On July 11, 2013, the Operational Land Imager (OLI) on Landsat 8 captured this natural-color image of the Chara Sands. The sand field appears tan. The surrounding forests are green. The crescent-shaped lines in the sand field are the ridges of dunes.
Though dry, the Chara Basin does not qualify as a true desert. The area receives about 35 centimeters (14 inches) of rain per year, mostly in the summer months. Though there are various definitions for deserts, one of the most commonly accepted is that deserts receive less than 25 centimeters (10 inches) of rain per year.
The glaciers in the Kodar range offer a clue to the origin of this peculiar patch of sand. About 20,000 years ago, during the last glacial maximum, the Kodar had more glaciers than today. During this period, geologists believe, one or multiple glaciers blocked the Chara River as it left the Chara Basin and entered the Kodar range (upper right of the lower image). A glacial lake formed in part of the basin.

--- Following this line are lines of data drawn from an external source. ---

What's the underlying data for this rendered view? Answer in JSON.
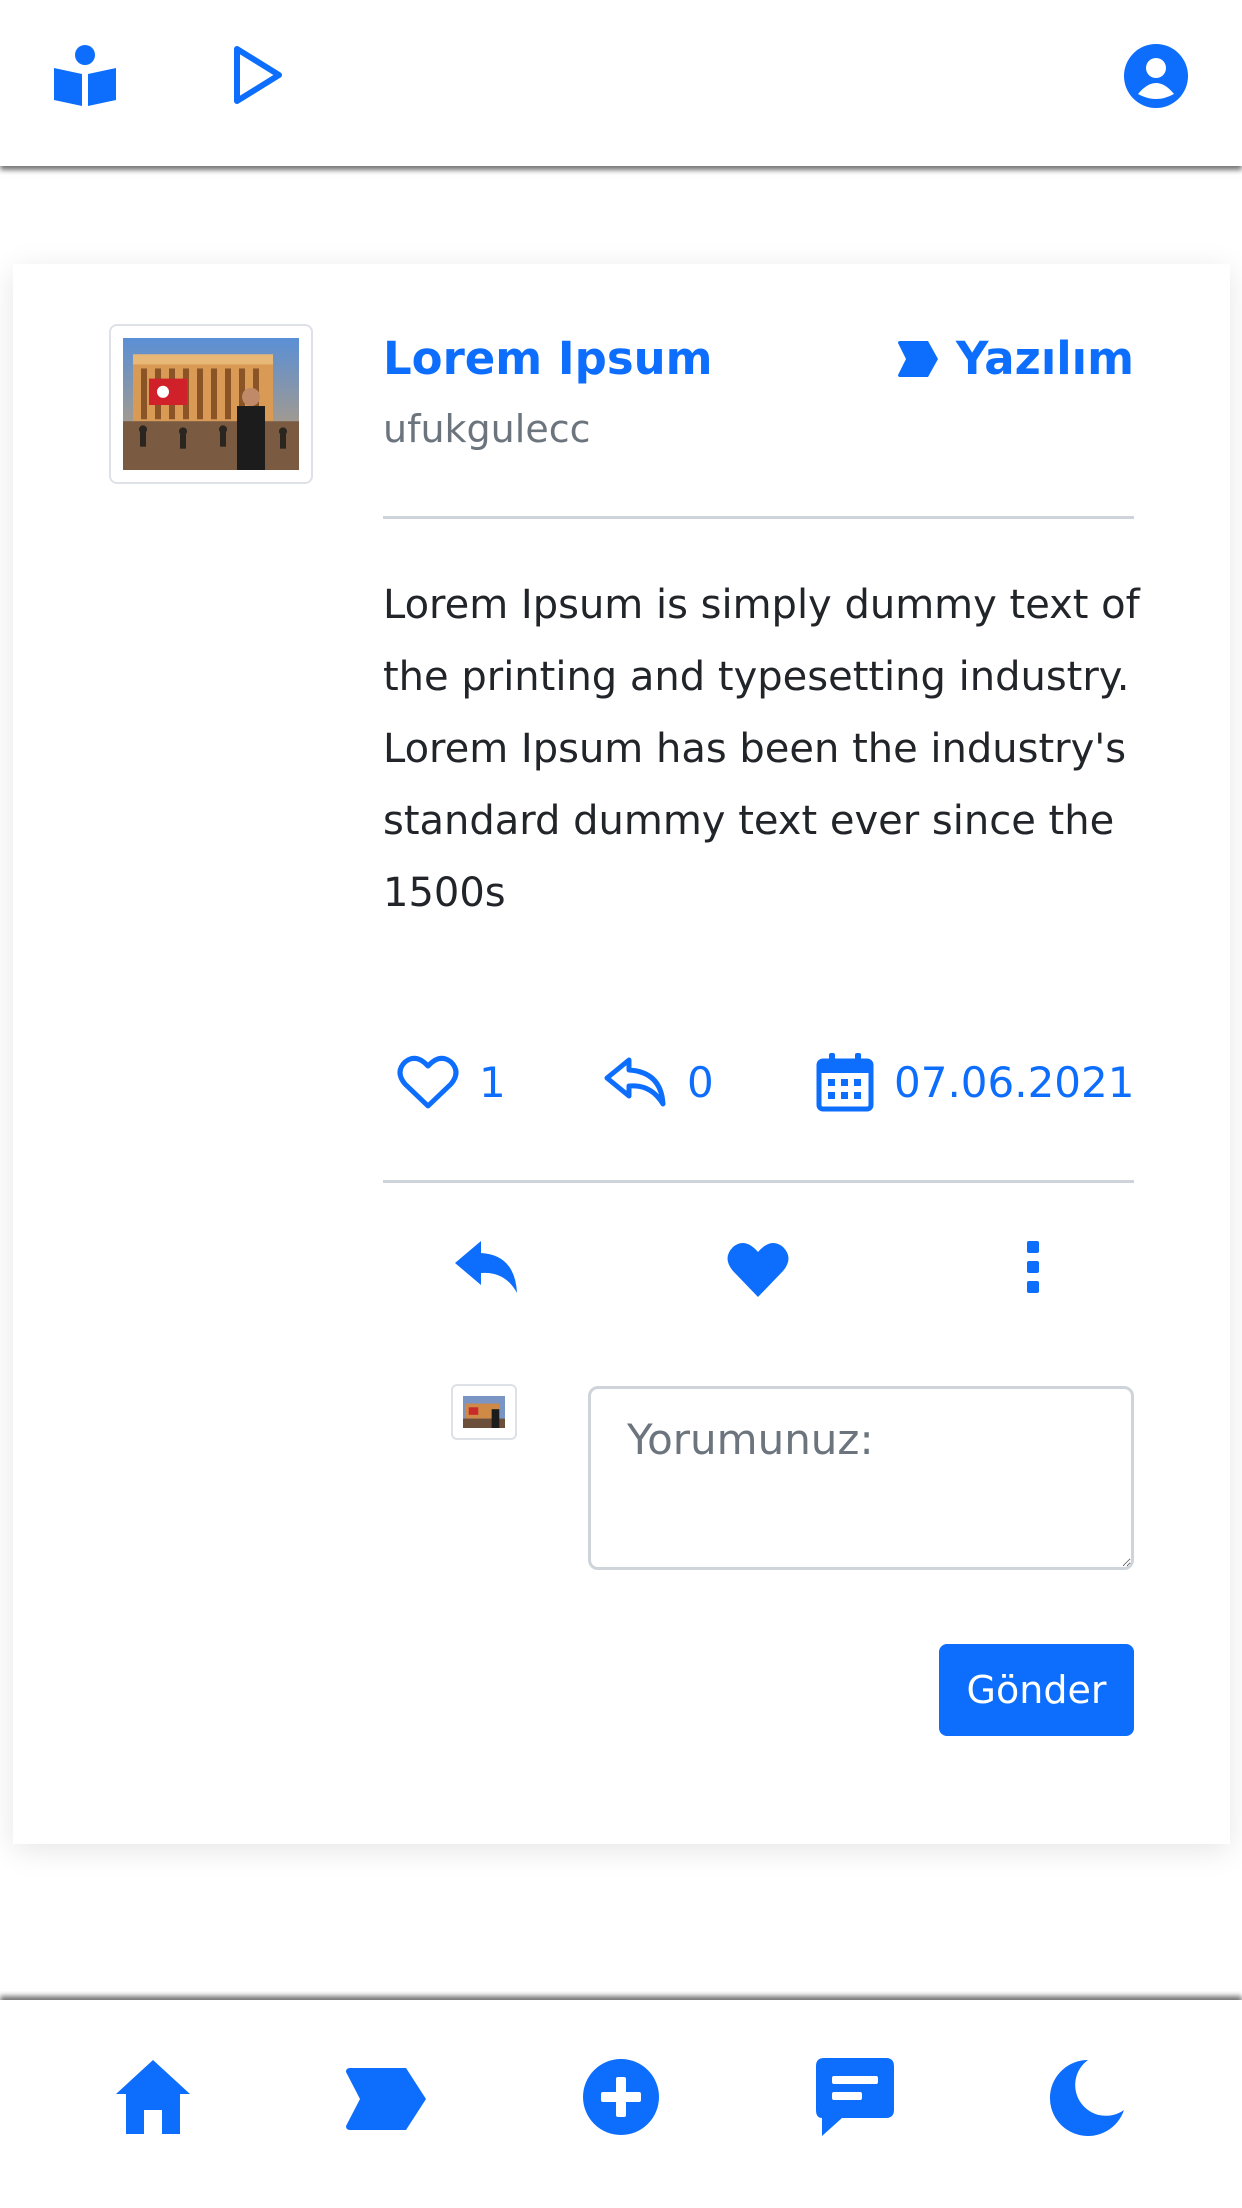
{
  "colors": {
    "accent": "#0d6efd",
    "muted": "#6c757d",
    "text": "#212529",
    "divider": "#ced4da"
  },
  "topbar": {
    "left_icons": [
      "book-reader-icon",
      "play-icon"
    ],
    "right_icon": "user-circle-icon"
  },
  "post": {
    "title": "Lorem Ipsum",
    "username": "ufukgulecc",
    "category": "Yazılım",
    "category_icon": "tag-icon",
    "body": "Lorem Ipsum is simply dummy text of the printing and typesetting industry. Lorem Ipsum has been the industry's standard dummy text ever since the 1500s",
    "likes": "1",
    "replies": "0",
    "date": "07.06.2021"
  },
  "actions": [
    "reply-icon",
    "heart-icon",
    "more-vertical-icon"
  ],
  "comment": {
    "placeholder": "Yorumunuz:",
    "send_label": "Gönder"
  },
  "bottom_nav": [
    "home-icon",
    "tag-icon",
    "add-icon",
    "message-icon",
    "moon-icon"
  ]
}
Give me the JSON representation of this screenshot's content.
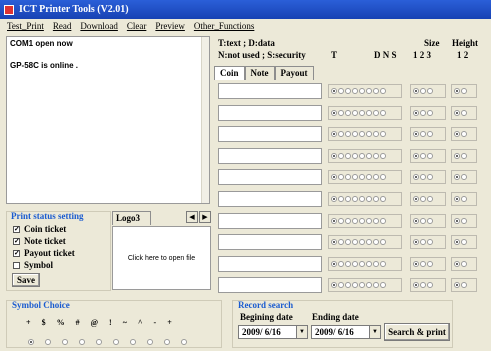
{
  "window": {
    "title": "ICT Printer Tools (V2.01)"
  },
  "menu": [
    "Test_Print",
    "Read",
    "Download",
    "Clear",
    "Preview",
    "Other_Functions"
  ],
  "log": {
    "lines": [
      "COM1  open now",
      "GP-58C is online ."
    ]
  },
  "legend": {
    "line1": "T:text ; D:data",
    "line2": "N:not used ; S:security",
    "col_T": "T",
    "col_DNS": "D N S",
    "size_label": "Size",
    "size_cols": "1  2  3",
    "height_label": "Height",
    "height_cols": "1   2"
  },
  "tabs": [
    "Coin",
    "Note",
    "Payout"
  ],
  "rows_count": 10,
  "status": {
    "title": "Print status setting",
    "items": [
      {
        "label": "Coin ticket",
        "checked": true
      },
      {
        "label": "Note ticket",
        "checked": true
      },
      {
        "label": "Payout ticket",
        "checked": true
      },
      {
        "label": "Symbol",
        "checked": false
      }
    ],
    "save_label": "Save"
  },
  "logo": {
    "tab_label": "Logo3",
    "prompt": "Click here to open file"
  },
  "symbol": {
    "title": "Symbol Choice",
    "chars": [
      "+",
      "$",
      "%",
      "#",
      "@",
      "!",
      "~",
      "^",
      "-",
      "+"
    ],
    "selected_index": 0
  },
  "record": {
    "title": "Record search",
    "begin_label": "Begining date",
    "end_label": "Ending date",
    "begin_date": "2009/ 6/16",
    "end_date": "2009/ 6/16",
    "search_label": "Search & print"
  }
}
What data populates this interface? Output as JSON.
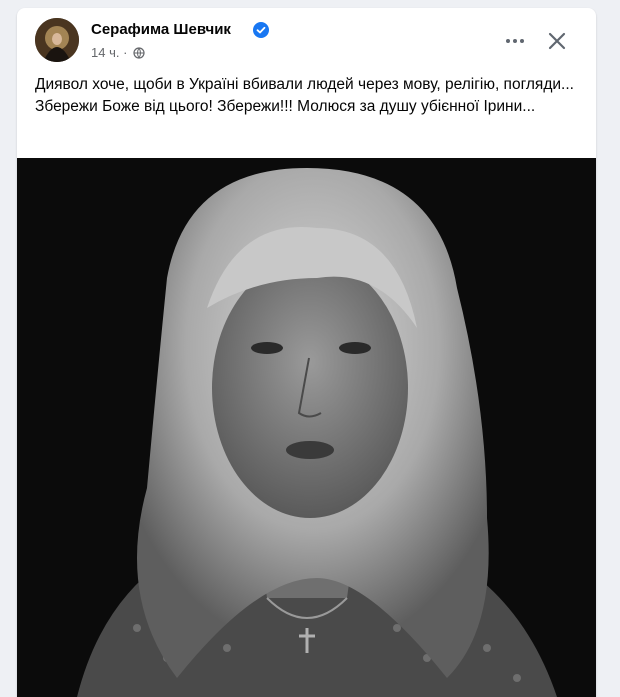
{
  "post": {
    "author": "Серафима Шевчик",
    "time": "14 ч.",
    "separator": "·",
    "text": "Диявол хоче, щоби в Україні вбивали людей через мову, релігію, погляди... Збережи Боже від цього! Збережи!!! Молюся за душу убієнної Ірини..."
  },
  "icons": {
    "verified": "verified-badge-icon",
    "privacy": "globe-icon",
    "more": "more-options-icon",
    "close": "close-icon"
  },
  "colors": {
    "background": "#eef0f4",
    "card": "#ffffff",
    "verified": "#1877f2",
    "meta_text": "#65676b",
    "photo_background": "#0b0b0b"
  }
}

During earlier glacial periods, geologists think the lake may have been even larger. The Chara Sands were probably deposited as part of a delta left by a river as it entered this lake, according to Swedish researchers who mapped the geological history of the area using data from Landsat 7 and the Shuttle Radar Topography Mission.
NASA Earth Observatory image by Jesse Allen and Robert Simmon, using Landsat data from the U.S. Geological Survey. Caption by Adam Voiland. Congratulations to Felix Bossert for being the quickest to solve the puzzler. Also congratulations to Robert Emberson for providing interesting details about geologic history of the dunes.